Other than sex, war and religion, the idea of homecoming is probably one of the most prevalent themes in literature. From The Odyssey to The Wizard of Oz, returning to the place of your origin is the linear plot of a nonlinear journey, proving that the closest distance between two points is never a straight line when one of those points is home. Even the commonness of the motif seems to substantiate the claim of its popularity: In their own writing, most authors consistently leave and then return to the idea of leaving and returning. To paraphrase an aphorism that I may have just invented but probably plagiarized from Oscar Wilde: In order to find your true home it is crucial to intend on leaving it forever.

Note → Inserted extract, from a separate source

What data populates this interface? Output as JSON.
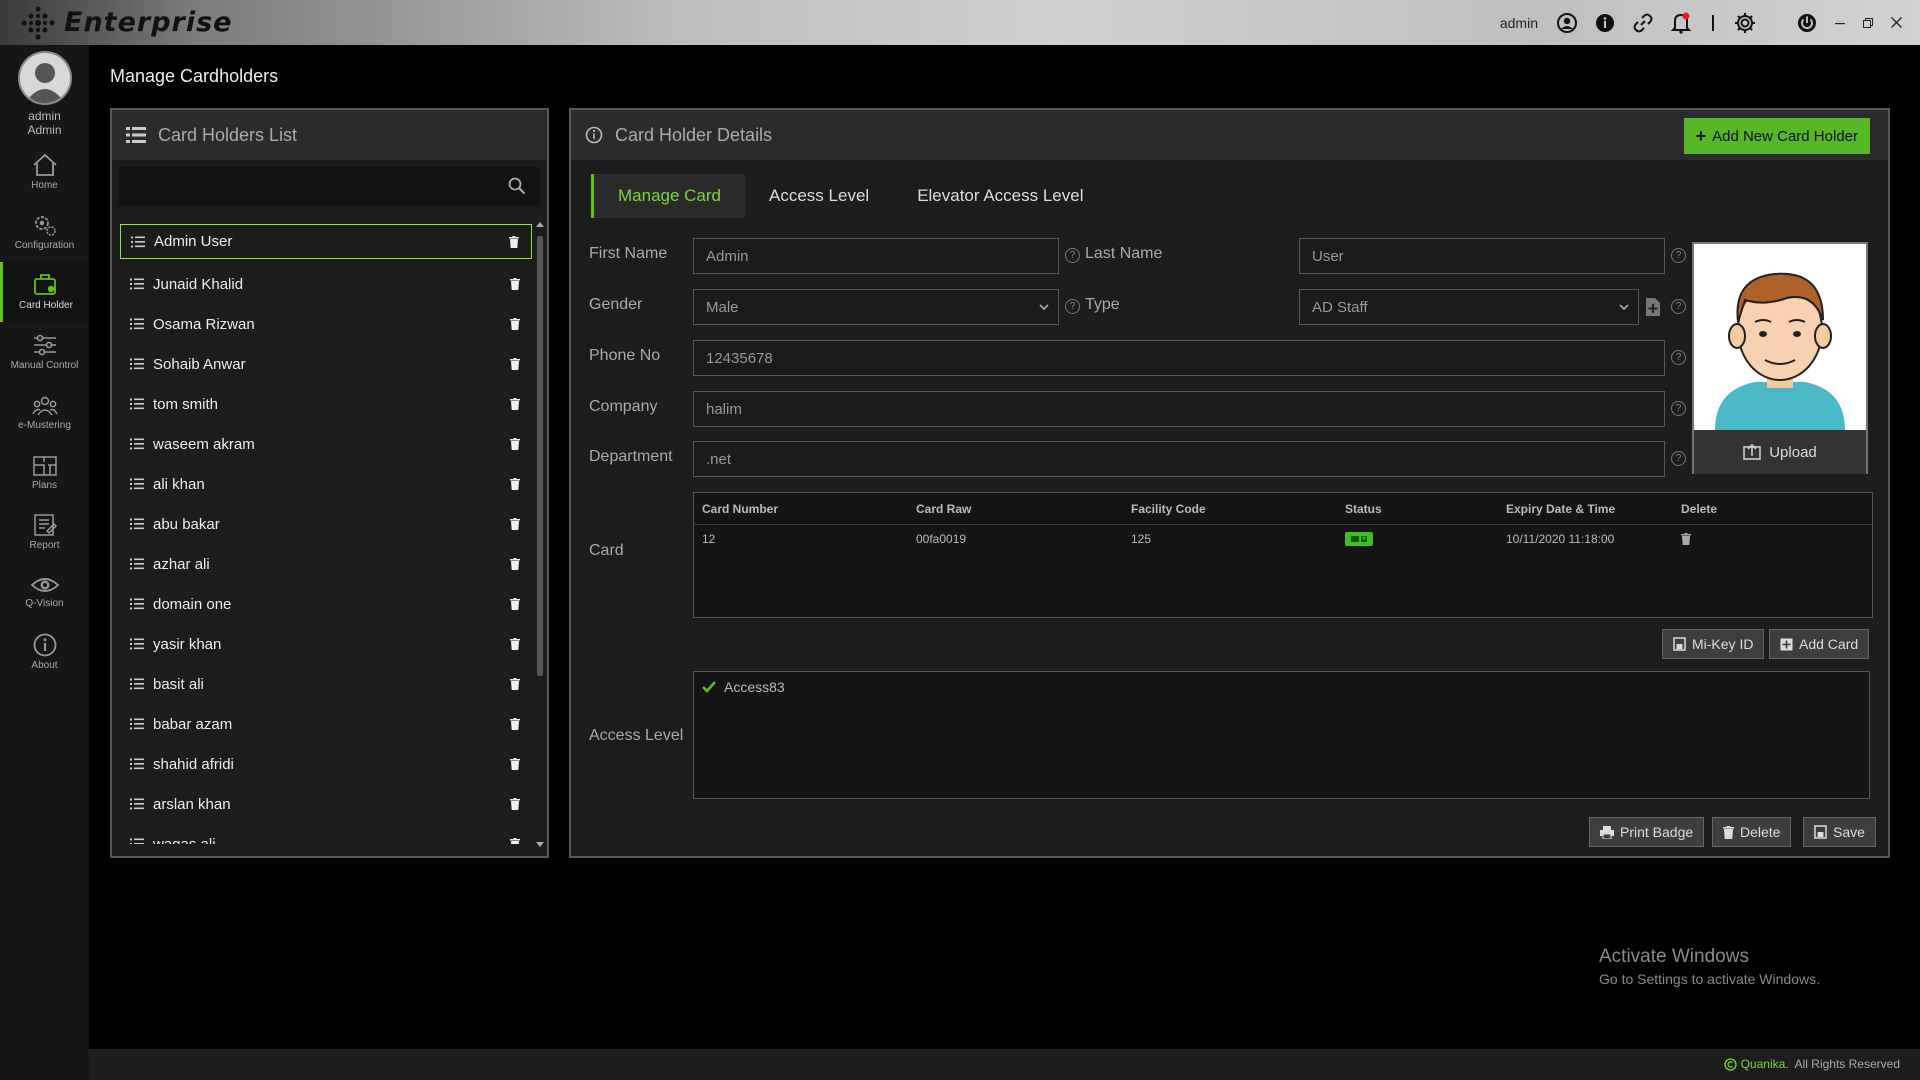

In her fittingly titled memoir, River House, Sarahlee Lawrence attempts to chart this search for her roots from the moment she says, while aimlessly rafting a jungle river in Cusco, "I wondered when all these rivers would flow toward home instead of endlessly into each other?" Unconsciously or not, she realizes that the best location to discover home is as far away from it as possible.
A kayak instructor and adventurer, Lawrence spent her early years obsessively navigating some of the world's most dangerous rivers after being granted a fellowship to scour the globe for reckless white waves. The first few chapters of River House summarize her time as a river runner, and her compressed style vividly examines the extreme conditions she underwent; it's especially palpable in her running of the eccentric Futaleufu River in Argentina, where thoughts of her homeland, thousands of miles to the north, suddenly overtake her. In a moment of pain and loneliness she begins to sketch the floor plan of a future house she wishes to build on her parents' land with her bare hands. And she touches on an important metaphor: that she's drawing the blueprints of a foundation for a relationship with her father.
After the initial 50 pages or so of fantastic travel writing, Lawrence turns to the physical building of her log home in the farm-strewn desert of central Oregon, the reclaiming of a relationship with her surf-obsessed, pot-addled father and the frustration of farming. Regrettably, most of it is a tedious rendition of constructing her home in compulsive detail, interspersed with her stint in Missoula studying environmental science and writing at the University of Montana. Until the remaining 30 pages we learn more about notching and scribing logs, irrigation systems and how to properly lay cement than we do about either Sarahlee Lawrence or her father.
All the best moments in River House occur when Lawrence reminisces about the hopes and tragedies of her childhood on the family farm, and the friends and loves that make the land truly hers. The story of her irreconcilable parents is illuminating: Her mother is a grounded, sturdy woman, while her father constantly yearns for an exotic lifestyle centered around surfing, painting and smoking incredible amounts of marijuana. It is a dysfunctional unit that labor and geography have tempered into something like a family.
It is not until the end of the book when her father has a serious meltdown and leaves his wife and daughter to regain his freedom that we are finally admitted into something that could be called an introspective memoir. It is then that Lawrence seems to find herself, takes over her father's farming responsibilities, and grasps the saddening, yet hopeful implications of her father's resolute departure.
River House is written in a hard, diligent voice that isn't quite adequate to sustain the work's overlong length. Lawrence's inner vacillations between sticking to her project and abandoning it in favor of running rivers is believable and relatable, while her relationship with her unhinged father is one of intimate and mutual understanding. Her knowledge of the land and its inhabitants—their struggles against wealthy citizens erecting mansions and resorts in the region, local politics, the drive to replace canals with pipelines for endangered fish—is crucially diverting and informative. And yet, there seems an estranged gap of feeling between everyone involved, as though Lawrence were giving only a rudimentary outline of what she aspired to communicate with her book.
There is considerable love in Lawrence's book toward her father and all those who helped actuate her dream, but she does not spend nearly enough time on any of them to warrant our interest in the less-than-interesting passages of her house's construction. It seems at times like a well-written, rugged person's LiveJournal.
River House, more than anything, is about building an identity, yet it gets so mired in the metaphor of illustrating this that by the time of its denouement we are unconvinced that it's not a book solely about house-building, bookended by a brief travelogue on one side, and an abridged memoir on the other.
Sarahlee Lawrence reads from River House at Fact & Fiction Monday, Nov. 15, at 7 PM. Free.